— Task goal —
Skip all lines in the entries below that come before the one containing "What's the underlying". Repeat that line and the rest exactly.

— Dataset extract —
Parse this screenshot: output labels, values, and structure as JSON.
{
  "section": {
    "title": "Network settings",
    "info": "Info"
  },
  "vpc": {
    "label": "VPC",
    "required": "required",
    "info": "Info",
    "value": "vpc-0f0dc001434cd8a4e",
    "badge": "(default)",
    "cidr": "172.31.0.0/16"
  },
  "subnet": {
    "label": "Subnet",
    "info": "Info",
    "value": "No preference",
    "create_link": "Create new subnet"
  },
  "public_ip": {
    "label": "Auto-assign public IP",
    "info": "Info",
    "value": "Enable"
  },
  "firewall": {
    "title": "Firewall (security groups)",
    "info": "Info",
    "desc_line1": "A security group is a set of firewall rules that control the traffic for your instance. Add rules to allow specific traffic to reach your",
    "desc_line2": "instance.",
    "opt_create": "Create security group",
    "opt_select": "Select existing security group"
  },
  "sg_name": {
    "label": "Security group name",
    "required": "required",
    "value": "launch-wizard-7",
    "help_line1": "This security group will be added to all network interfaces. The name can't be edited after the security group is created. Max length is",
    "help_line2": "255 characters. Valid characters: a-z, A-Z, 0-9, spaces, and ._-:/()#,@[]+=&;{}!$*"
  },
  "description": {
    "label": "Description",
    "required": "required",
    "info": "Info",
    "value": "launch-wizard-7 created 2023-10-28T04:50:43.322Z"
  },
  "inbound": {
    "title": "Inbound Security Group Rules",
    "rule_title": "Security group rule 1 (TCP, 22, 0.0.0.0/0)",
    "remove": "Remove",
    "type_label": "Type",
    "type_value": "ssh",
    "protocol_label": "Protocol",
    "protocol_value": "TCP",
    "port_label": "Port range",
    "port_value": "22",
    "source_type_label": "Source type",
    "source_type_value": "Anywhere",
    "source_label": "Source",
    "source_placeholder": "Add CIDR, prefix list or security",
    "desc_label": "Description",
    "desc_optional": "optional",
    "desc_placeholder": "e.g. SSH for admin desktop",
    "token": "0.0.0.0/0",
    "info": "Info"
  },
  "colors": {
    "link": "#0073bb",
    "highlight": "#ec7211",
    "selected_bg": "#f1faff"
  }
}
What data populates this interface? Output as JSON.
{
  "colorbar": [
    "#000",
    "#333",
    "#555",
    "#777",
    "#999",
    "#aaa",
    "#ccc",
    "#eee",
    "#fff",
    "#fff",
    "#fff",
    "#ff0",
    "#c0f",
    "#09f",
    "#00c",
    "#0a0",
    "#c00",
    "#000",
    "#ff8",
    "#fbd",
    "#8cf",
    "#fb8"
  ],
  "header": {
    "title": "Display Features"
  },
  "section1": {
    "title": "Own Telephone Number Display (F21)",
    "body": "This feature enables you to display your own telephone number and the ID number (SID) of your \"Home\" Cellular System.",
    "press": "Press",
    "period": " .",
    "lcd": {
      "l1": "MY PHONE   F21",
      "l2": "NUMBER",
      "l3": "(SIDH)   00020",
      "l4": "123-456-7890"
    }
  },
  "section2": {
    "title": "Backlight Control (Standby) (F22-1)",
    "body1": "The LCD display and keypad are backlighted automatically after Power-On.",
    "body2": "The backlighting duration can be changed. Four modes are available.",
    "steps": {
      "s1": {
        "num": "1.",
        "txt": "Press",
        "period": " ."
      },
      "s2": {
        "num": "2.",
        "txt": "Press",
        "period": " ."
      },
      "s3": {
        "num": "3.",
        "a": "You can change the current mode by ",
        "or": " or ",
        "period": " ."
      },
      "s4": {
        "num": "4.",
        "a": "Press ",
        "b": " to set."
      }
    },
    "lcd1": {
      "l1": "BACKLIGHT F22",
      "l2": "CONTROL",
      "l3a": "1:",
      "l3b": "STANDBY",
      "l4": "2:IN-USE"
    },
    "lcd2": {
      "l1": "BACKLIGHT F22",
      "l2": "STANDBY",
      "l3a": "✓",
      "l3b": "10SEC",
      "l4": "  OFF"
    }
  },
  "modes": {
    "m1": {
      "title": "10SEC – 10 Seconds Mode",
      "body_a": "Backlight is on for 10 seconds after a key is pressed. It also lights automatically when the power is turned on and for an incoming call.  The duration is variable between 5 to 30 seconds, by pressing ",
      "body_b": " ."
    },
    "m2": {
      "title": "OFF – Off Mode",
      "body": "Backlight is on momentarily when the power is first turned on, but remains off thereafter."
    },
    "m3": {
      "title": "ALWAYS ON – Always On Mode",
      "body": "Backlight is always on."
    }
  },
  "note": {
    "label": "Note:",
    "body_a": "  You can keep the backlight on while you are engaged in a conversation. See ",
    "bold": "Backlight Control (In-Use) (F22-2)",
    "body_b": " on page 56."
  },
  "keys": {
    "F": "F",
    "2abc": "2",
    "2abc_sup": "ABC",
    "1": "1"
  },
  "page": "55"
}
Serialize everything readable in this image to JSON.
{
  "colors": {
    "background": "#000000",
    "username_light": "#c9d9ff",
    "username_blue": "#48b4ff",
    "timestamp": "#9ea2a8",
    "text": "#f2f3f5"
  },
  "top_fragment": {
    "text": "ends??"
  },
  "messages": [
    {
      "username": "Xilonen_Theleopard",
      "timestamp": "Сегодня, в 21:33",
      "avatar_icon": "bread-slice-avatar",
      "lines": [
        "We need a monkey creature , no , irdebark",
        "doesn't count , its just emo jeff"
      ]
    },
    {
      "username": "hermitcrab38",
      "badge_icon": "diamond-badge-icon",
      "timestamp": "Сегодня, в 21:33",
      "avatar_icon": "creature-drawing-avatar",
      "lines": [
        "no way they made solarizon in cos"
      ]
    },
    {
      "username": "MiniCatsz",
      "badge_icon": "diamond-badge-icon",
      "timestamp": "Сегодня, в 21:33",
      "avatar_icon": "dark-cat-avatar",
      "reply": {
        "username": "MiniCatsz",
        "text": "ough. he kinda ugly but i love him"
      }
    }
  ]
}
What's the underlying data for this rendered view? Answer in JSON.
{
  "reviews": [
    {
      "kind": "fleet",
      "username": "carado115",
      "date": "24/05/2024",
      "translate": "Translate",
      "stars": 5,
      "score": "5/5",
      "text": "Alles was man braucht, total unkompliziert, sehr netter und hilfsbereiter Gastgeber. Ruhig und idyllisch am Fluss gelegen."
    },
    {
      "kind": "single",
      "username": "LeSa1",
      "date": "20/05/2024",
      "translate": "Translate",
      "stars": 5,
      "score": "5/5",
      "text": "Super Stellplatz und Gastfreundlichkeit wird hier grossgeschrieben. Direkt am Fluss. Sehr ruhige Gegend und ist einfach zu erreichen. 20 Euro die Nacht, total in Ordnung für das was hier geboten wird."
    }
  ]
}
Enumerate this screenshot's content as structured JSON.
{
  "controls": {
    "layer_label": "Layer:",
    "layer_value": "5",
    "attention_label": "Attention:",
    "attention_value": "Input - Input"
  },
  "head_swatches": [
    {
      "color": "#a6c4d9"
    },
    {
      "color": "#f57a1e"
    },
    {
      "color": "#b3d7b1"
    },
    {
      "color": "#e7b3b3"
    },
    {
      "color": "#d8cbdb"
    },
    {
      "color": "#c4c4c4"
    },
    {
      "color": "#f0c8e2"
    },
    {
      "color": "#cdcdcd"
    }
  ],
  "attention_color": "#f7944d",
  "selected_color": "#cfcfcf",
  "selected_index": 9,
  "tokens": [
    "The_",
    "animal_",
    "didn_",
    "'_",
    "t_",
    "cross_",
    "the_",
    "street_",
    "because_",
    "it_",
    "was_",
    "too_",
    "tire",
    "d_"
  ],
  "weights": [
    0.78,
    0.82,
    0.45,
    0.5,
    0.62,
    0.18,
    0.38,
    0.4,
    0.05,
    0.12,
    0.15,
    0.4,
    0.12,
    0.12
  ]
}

— Response to the task —
What's the underlying data for this rendered view? Answer in JSON.
{
  "reviews": [
    {
      "kind": "fleet",
      "username": "carado115",
      "date": "24/05/2024",
      "translate": "Translate",
      "stars": 5,
      "score": "5/5",
      "text": "Alles was man braucht, total unkompliziert, sehr netter und hilfsbereiter Gastgeber. Ruhig und idyllisch am Fluss gelegen."
    },
    {
      "kind": "single",
      "username": "LeSa1",
      "date": "20/05/2024",
      "translate": "Translate",
      "stars": 5,
      "score": "5/5",
      "text": "Super Stellplatz und Gastfreundlichkeit wird hier grossgeschrieben. Direkt am Fluss. Sehr ruhige Gegend und ist einfach zu erreichen. 20 Euro die Nacht, total in Ordnung für das was hier geboten wird."
    }
  ]
}
Enumerate this screenshot's content as structured JSON.
{
  "controls": {
    "layer_label": "Layer:",
    "layer_value": "5",
    "attention_label": "Attention:",
    "attention_value": "Input - Input"
  },
  "head_swatches": [
    {
      "color": "#a6c4d9"
    },
    {
      "color": "#f57a1e"
    },
    {
      "color": "#b3d7b1"
    },
    {
      "color": "#e7b3b3"
    },
    {
      "color": "#d8cbdb"
    },
    {
      "color": "#c4c4c4"
    },
    {
      "color": "#f0c8e2"
    },
    {
      "color": "#cdcdcd"
    }
  ],
  "attention_color": "#f7944d",
  "selected_color": "#cfcfcf",
  "selected_index": 9,
  "tokens": [
    "The_",
    "animal_",
    "didn_",
    "'_",
    "t_",
    "cross_",
    "the_",
    "street_",
    "because_",
    "it_",
    "was_",
    "too_",
    "tire",
    "d_"
  ],
  "weights": [
    0.78,
    0.82,
    0.45,
    0.5,
    0.62,
    0.18,
    0.38,
    0.4,
    0.05,
    0.12,
    0.15,
    0.4,
    0.12,
    0.12
  ]
}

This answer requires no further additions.